Stanford study finds secondhand smoke pervasive in California Indian casinos
A study by environmental engineers at Stanford University shows secondhand smoke in California’s Native American casinos often exceeds concentrations associated with harmful effects.
The study was published online Wednesday in the Journal of Exposure Science and Environmental Epidemiology.
In a yearlong investigation, the engineers studied smoke particle concentrations during busy evenings in 36 casinos. It found that even many nonsmoking areas within the buildings contained smoke concentrations several times those found in outdoor air. One-quarter of American adults visited a casino in 2008, according to the American Gaming Association. Of the almost 60 casinos operating in California, 98 percent allow smoking.
“We did this study to warn the public that where they go and what they do in their everyday lives can impact their health,” said Lynn Hildemann, a senior author of the study and an associate professor of civil and environmental engineering. She was quoted in a Stanford Report article about the study.
“Air pollution affects human health, whether it is secondhand smoke indoors or truck exhaust outdoors. Because many people frequent smoky casinos, and many employees work there, we became interested in finding how high the pollution levels inside the buildings were.”
Over more than a year, the team of researchers discreetly made smoke particle measurements in various locations at each casino on weekend and holiday evenings – times when casinos were most likely to be crowded. Sampling each location for 30 to 60 minutes, the engineers used compact monitors that measure smoke particles in the surrounding air every 10 seconds.

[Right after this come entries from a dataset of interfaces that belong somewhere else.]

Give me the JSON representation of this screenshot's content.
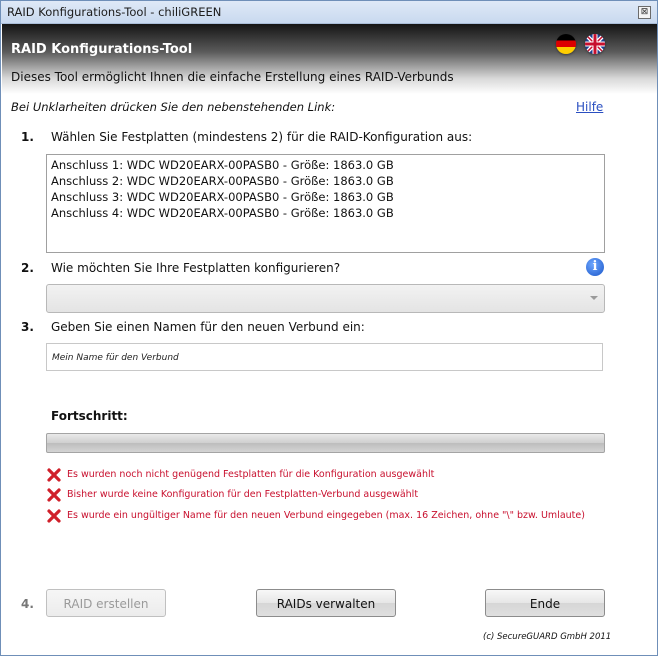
{
  "window": {
    "title": "RAID Konfigurations-Tool - chiliGREEN",
    "close_glyph": "⊠"
  },
  "header": {
    "title": "RAID Konfigurations-Tool",
    "subtitle": "Dieses Tool ermöglicht Ihnen die einfache Erstellung eines RAID-Verbunds",
    "flags": [
      "german-flag-icon",
      "uk-flag-icon"
    ]
  },
  "help": {
    "hint": "Bei Unklarheiten drücken Sie den nebenstehenden Link:",
    "link_label": "Hilfe"
  },
  "steps": {
    "step1": {
      "number": "1.",
      "label": "Wählen Sie Festplatten (mindestens 2) für die RAID-Konfiguration aus:"
    },
    "step2": {
      "number": "2.",
      "label": "Wie möchten Sie Ihre Festplatten konfigurieren?"
    },
    "step3": {
      "number": "3.",
      "label": "Geben Sie einen Namen für den neuen Verbund ein:"
    },
    "step4": {
      "number": "4."
    }
  },
  "disks": [
    "Anschluss 1: WDC WD20EARX-00PASB0 - Größe: 1863.0 GB",
    "Anschluss 2: WDC WD20EARX-00PASB0 - Größe: 1863.0 GB",
    "Anschluss 3: WDC WD20EARX-00PASB0 - Größe: 1863.0 GB",
    "Anschluss 4: WDC WD20EARX-00PASB0 - Größe: 1863.0 GB"
  ],
  "config_select": {
    "value": ""
  },
  "name_input": {
    "value": "Mein Name für den Verbund"
  },
  "progress": {
    "label": "Fortschritt:",
    "value": 0
  },
  "errors": [
    "Es wurden noch nicht genügend Festplatten für die Konfiguration ausgewählt",
    "Bisher wurde keine Konfiguration für den Festplatten-Verbund ausgewählt",
    "Es wurde ein ungültiger Name für den neuen Verbund eingegeben (max. 16 Zeichen, ohne \"\\\" bzw. Umlaute)"
  ],
  "buttons": {
    "create": "RAID erstellen",
    "manage": "RAIDs verwalten",
    "exit": "Ende"
  },
  "footer": {
    "copyright": "(c) SecureGUARD GmbH 2011"
  },
  "colors": {
    "error": "#c8102e",
    "link": "#2a4fc1",
    "info": "#1a56c9"
  }
}
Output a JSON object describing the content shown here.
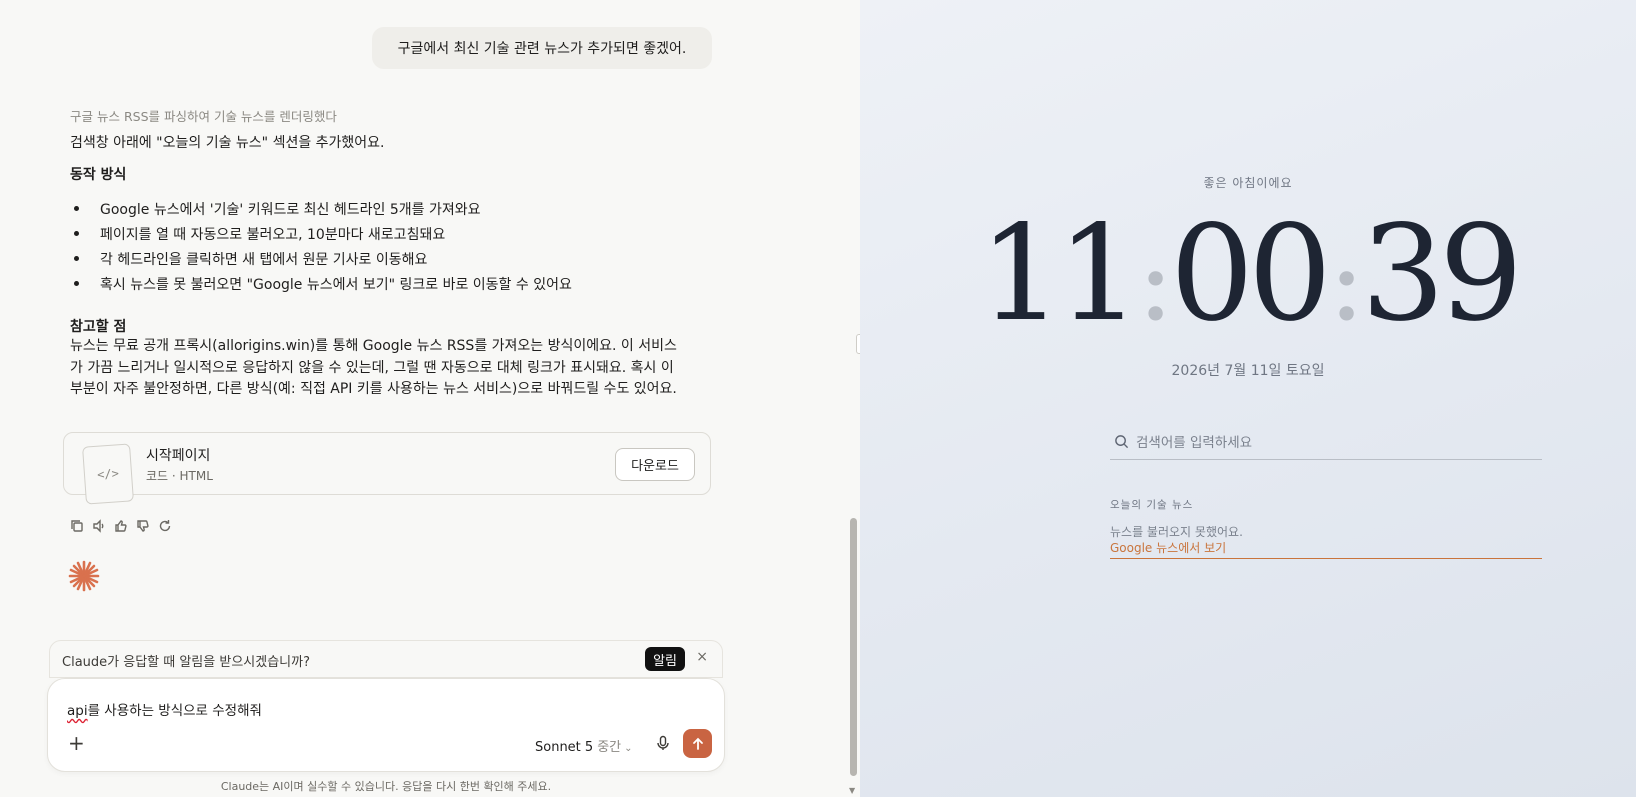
{
  "chat": {
    "user_message": "구글에서 최신 기술 관련 뉴스가 추가되면 좋겠어.",
    "thought": "구글 뉴스 RSS를 파싱하여 기술 뉴스를 렌더링했다",
    "intro": "검색창 아래에 \"오늘의 기술 뉴스\" 섹션을 추가했어요.",
    "heading_how": "동작 방식",
    "bullets": [
      "Google 뉴스에서 '기술' 키워드로 최신 헤드라인 5개를 가져와요",
      "페이지를 열 때 자동으로 불러오고, 10분마다 새로고침돼요",
      "각 헤드라인을 클릭하면 새 탭에서 원문 기사로 이동해요",
      "혹시 뉴스를 못 불러오면 \"Google 뉴스에서 보기\" 링크로 바로 이동할 수 있어요"
    ],
    "heading_note": "참고할 점",
    "note": "뉴스는 무료 공개 프록시(allorigins.win)를 통해 Google 뉴스 RSS를 가져오는 방식이에요. 이 서비스가 가끔 느리거나 일시적으로 응답하지 않을 수 있는데, 그럴 땐 자동으로 대체 링크가 표시돼요. 혹시 이 부분이 자주 불안정하면, 다른 방식(예: 직접 API 키를 사용하는 뉴스 서비스)으로 바꿔드릴 수도 있어요.",
    "artifact": {
      "title": "시작페이지",
      "subtitle": "코드 · HTML",
      "download_label": "다운로드",
      "thumb_glyph": "</>"
    },
    "notification": {
      "text": "Claude가 응답할 때 알림을 받으시겠습니까?",
      "button": "알림",
      "close": "×"
    },
    "composer": {
      "value_err": "api",
      "value_rest": "를 사용하는 방식으로 수정해줘",
      "plus": "+",
      "model": "Sonnet 5",
      "effort": "중간"
    },
    "disclaimer": "Claude는 AI이며 실수할 수 있습니다. 응답을 다시 한번 확인해 주세요.",
    "accent_color": "#c96442"
  },
  "preview": {
    "greeting": "좋은 아침이에요",
    "clock": {
      "hh": "11",
      "mm": "00",
      "ss": "39"
    },
    "date": "2026년 7월 11일 토요일",
    "search_placeholder": "검색어를 입력하세요",
    "news_label": "오늘의 기술 뉴스",
    "news_error": "뉴스를 불러오지 못했어요.",
    "news_link": "Google 뉴스에서 보기",
    "link_color": "#c9743c"
  }
}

In areas of casinos where smoking was allowed, average fine particle concentrations were nine times as high as in outdoor air (63 micrograms per cubic meter versus 7 micrograms per cubic meter outdoors). Similarly high averages were reported in bars and restaurants in California before the state passed laws restricting smoking indoors in 1994. The smokiest casino had an average concentration that was 26 times as high as outdoor air. The U.S. Environmental Protection Agency’s health-based standard for fine particles is an average of 35 micrograms per cubic meter over a 24-hour period. This concentration level was exceeded in 90 percent of the casinos the researchers visited.